### Items from a dataset
☆ ☆ ☆ ☆ ☆ ☆ ☆

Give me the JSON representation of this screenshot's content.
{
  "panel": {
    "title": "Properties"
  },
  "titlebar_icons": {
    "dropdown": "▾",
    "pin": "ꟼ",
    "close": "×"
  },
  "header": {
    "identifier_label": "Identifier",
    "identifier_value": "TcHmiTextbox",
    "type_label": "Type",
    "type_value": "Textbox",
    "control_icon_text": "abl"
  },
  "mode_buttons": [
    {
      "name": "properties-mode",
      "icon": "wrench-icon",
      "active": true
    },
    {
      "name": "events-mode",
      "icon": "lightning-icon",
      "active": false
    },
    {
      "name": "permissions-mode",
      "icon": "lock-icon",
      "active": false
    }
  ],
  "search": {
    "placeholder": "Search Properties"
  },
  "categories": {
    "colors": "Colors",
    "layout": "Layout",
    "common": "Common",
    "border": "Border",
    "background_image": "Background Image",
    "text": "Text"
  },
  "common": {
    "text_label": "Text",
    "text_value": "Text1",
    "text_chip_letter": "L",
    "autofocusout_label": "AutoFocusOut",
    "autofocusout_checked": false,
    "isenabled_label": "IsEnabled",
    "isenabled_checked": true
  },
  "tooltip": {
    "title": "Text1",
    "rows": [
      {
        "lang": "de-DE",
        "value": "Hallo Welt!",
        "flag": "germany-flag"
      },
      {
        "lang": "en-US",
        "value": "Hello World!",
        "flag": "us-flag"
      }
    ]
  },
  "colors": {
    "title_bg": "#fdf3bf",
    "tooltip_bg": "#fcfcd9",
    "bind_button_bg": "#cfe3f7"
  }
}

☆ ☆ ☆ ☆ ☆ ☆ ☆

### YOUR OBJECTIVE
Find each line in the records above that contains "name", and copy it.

### SOLVED EXERCISE
      "name": "properties-mode",
      "name": "events-mode",
      "name": "permissions-mode",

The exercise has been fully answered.